When I grow up, I want to be Girls in the Nose.
There’s one more opportunity to see GITN reunite on January 8 at Cheer Up Charlies.
Photo of GITN courtesy of Ann Hudspeth.
Last weekend, I scaled the mountain of musty furniture, bicycles and plastic bins in our garage. When I found what I was looking for—a tattered red duffel bag the size of an average middle schooler—I pulled and heaved and cajoled it down from the heap and into the house. It would have been easier with a second pair of hands, but setting up the Christmas tree has become my personal ritual, something I prefer to do alone.
I’m writing by the glow of the tree right now. It’s the same white tree that I wrote about in Queer Rock Love, the one I bought at Target when Katy was so sick from interferon that she could barely get out of bed. After 10 years of service, the old tree is frayed and yellowish, but I can’t part with it.
Before Katy’s illness, I had a tendency to pin my happiness on other people. If I wanted to try something new, I needed more than my partner’s approval—I needed total buy-in. “It was stifling but safe. As long as other people had the power, my desires remained conditional and my failures rested on someone else—this is what I would do, if only…”
When Katy got sick, I was faced with a choice: I could tether myself to her bedside, waiting for her to feel better and meanwhile roiling with resentment that life was passing me by, or I could try to balance caretaking with my own needs for independence. But that meant venturing out on my own, without Katy as my constant cheerleader and companion. It was a prospect that filled me with dread. If you’ve read about the episode with the Christmas tree, then you know the pitfalls I faced trying to disentangle my own desires. I was hyper sensitive to any hint of disapproval, always eager to believe that family responsibilities were too demanding for me to follow my dreams or that I probably wasn’t good enough or strong enough to try.
I’ve been thinking about all this after watching Aziz Ansari’s Master of None, which I enjoyed immensely—until the last two episodes. As a queer person, I don’t have a lot of patience for straight people bemoaning how trapped they feel by heteronormative timetables of career, marriage, parenting and death. Oh, what’s that? You feel like you’ll be stigmatized if you don’t follow the script? Join the club. (Did you notice that Dev’s lesbian friend, Denise, basically dropped out of the last two episodes? I think it’s because the presence of a queer character would have undermined the whole pretense that there’s only one way to do committed relationships.)
I know that being in a relationship is not for everyone, but I’m also skeptical of the idea that marriage equals death. There’s a strain of misogyny in that tired old tune about suffocating domesticity. I’m more interested in thinking about a relationship as a creative crucible. Learning to balance my needs and desires with the needs and desires of another person has forced me to define my dreams and to become purposeful about pursuing them.

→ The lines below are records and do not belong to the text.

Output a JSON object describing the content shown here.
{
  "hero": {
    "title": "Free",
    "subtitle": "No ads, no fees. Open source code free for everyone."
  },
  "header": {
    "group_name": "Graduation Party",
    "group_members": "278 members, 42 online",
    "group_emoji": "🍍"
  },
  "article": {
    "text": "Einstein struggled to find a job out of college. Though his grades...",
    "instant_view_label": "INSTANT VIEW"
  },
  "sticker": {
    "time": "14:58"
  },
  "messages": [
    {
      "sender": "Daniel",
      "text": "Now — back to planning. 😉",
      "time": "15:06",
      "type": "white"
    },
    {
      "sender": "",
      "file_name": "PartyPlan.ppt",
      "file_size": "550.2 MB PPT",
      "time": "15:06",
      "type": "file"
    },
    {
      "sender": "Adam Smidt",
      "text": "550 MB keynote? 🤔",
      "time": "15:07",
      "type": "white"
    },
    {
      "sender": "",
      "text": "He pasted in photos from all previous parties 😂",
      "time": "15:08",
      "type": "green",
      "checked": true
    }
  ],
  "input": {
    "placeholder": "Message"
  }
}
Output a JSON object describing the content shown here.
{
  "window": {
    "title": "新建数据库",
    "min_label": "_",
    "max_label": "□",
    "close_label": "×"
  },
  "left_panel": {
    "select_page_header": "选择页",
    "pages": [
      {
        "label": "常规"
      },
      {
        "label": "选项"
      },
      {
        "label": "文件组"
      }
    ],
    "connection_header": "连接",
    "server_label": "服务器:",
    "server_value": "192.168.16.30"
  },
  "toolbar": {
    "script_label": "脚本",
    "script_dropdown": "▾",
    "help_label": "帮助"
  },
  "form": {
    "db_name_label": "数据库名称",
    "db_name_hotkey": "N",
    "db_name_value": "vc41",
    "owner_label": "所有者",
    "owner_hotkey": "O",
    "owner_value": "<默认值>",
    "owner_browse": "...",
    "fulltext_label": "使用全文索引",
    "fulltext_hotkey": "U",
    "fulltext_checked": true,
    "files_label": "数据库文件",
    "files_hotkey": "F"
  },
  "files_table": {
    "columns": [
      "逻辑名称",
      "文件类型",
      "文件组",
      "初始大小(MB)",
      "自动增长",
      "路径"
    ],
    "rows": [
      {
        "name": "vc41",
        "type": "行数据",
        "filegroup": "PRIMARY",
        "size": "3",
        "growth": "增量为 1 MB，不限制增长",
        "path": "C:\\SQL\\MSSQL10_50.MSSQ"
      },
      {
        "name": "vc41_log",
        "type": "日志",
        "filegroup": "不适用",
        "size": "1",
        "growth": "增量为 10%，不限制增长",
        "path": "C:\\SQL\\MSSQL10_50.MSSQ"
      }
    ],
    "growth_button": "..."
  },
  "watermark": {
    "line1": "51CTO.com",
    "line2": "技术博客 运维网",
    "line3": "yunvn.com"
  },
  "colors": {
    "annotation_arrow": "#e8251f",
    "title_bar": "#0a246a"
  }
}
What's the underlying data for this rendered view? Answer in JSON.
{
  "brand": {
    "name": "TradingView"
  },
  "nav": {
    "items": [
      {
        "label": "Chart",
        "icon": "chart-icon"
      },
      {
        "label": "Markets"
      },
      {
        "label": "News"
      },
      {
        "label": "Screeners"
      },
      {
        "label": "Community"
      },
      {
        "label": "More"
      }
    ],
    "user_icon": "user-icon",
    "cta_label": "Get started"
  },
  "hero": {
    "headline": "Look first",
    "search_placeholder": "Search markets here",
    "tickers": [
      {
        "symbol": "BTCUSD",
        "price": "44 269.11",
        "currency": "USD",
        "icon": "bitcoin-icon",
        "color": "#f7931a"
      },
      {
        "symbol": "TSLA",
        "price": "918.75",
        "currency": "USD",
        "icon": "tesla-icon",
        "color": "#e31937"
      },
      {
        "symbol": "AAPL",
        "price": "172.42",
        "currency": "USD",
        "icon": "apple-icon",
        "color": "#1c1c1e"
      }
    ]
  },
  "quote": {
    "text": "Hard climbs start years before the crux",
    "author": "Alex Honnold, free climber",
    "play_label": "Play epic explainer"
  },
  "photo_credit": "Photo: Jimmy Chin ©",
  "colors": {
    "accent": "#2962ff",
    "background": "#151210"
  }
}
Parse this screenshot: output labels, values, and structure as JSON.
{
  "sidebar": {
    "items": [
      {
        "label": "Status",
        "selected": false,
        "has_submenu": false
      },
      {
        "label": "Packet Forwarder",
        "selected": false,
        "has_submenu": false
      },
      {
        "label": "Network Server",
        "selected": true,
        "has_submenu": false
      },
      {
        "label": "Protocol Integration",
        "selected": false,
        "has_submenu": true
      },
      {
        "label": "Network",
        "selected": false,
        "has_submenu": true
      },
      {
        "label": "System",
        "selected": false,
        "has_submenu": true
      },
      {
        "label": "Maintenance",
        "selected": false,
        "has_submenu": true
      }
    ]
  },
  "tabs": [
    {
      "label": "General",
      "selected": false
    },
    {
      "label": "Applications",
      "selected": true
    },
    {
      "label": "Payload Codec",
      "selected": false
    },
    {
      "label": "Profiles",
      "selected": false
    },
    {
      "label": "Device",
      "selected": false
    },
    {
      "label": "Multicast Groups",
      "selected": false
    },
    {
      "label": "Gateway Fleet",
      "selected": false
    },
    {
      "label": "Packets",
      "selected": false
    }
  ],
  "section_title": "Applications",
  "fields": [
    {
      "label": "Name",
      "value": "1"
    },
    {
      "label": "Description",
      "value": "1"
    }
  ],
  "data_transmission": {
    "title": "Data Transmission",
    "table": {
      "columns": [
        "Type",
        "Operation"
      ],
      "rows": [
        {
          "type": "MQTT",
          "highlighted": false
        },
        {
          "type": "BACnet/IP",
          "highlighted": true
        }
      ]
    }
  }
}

Katy’s in the next room now, working on the 5′ x 5′ painting that has consumed her imagination for the last two weeks. The white lights on the Christmas tree lend an iridescent glow to the layers of paint that she builds up and then scrapes down to begin again. I’m inspired by the depth of her concentration and her willingness to try something new. In a little while, I’ll read this blog post to her, and she’ll tell me about her latest experiments in color and form. I’m glad the circle of light is wide enough to hold us when we’re separate and to warm us when we come back together.